DATASET EXTRACT:
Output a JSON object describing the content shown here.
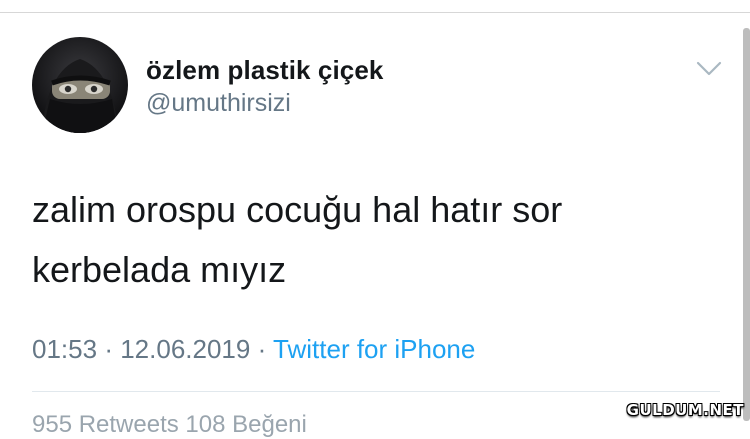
{
  "tweet": {
    "display_name": "özlem plastik çiçek",
    "handle": "@umuthirsizi",
    "text_line1": "zalim orospu cocuğu hal hatır sor",
    "text_line2": "kerbelada mıyız",
    "time": "01:53",
    "separator": "·",
    "date": "12.06.2019",
    "source": "Twitter for iPhone",
    "stats_peek": "955 Retweets 108 Beğeni"
  },
  "icons": {
    "menu": "chevron-down-icon",
    "avatar": "avatar"
  },
  "watermark": "GULDUM.NET",
  "colors": {
    "name": "#14171a",
    "secondary": "#657786",
    "link": "#1da1f2"
  }
}
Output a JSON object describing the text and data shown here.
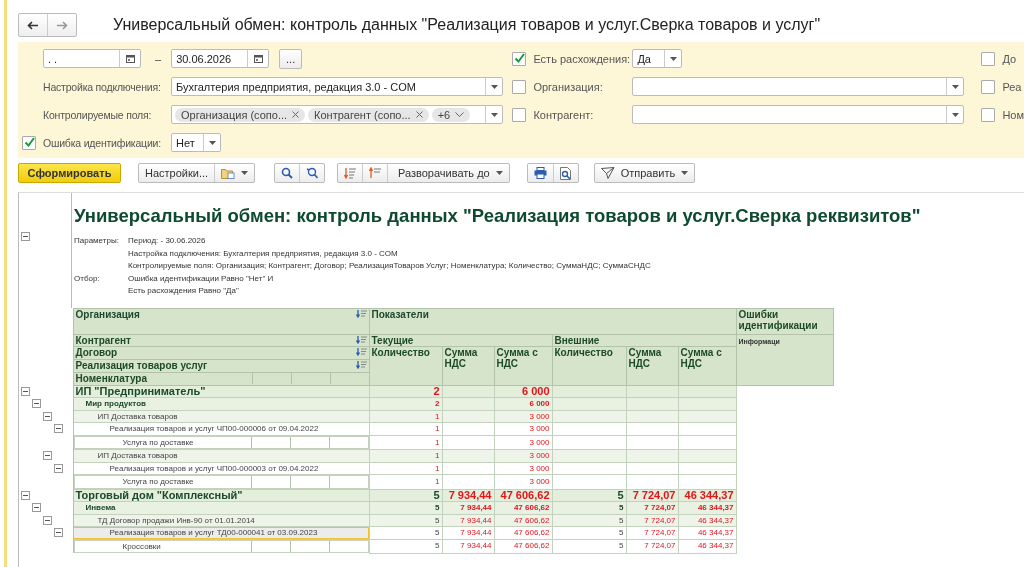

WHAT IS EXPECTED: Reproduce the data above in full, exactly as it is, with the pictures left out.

OUTPUT FOR THIS TASK:
Output a JSON object describing the content shown here.
{
  "tweet": {
    "display_name": "özlem plastik çiçek",
    "handle": "@umuthirsizi",
    "text_line1": "zalim orospu cocuğu hal hatır sor",
    "text_line2": "kerbelada mıyız",
    "time": "01:53",
    "separator": "·",
    "date": "12.06.2019",
    "source": "Twitter for iPhone",
    "stats_peek": "955 Retweets 108 Beğeni"
  },
  "icons": {
    "menu": "chevron-down-icon",
    "avatar": "avatar"
  },
  "watermark": "GULDUM.NET",
  "colors": {
    "name": "#14171a",
    "secondary": "#657786",
    "link": "#1da1f2"
  }
}
Output a JSON object describing the text and data shown here.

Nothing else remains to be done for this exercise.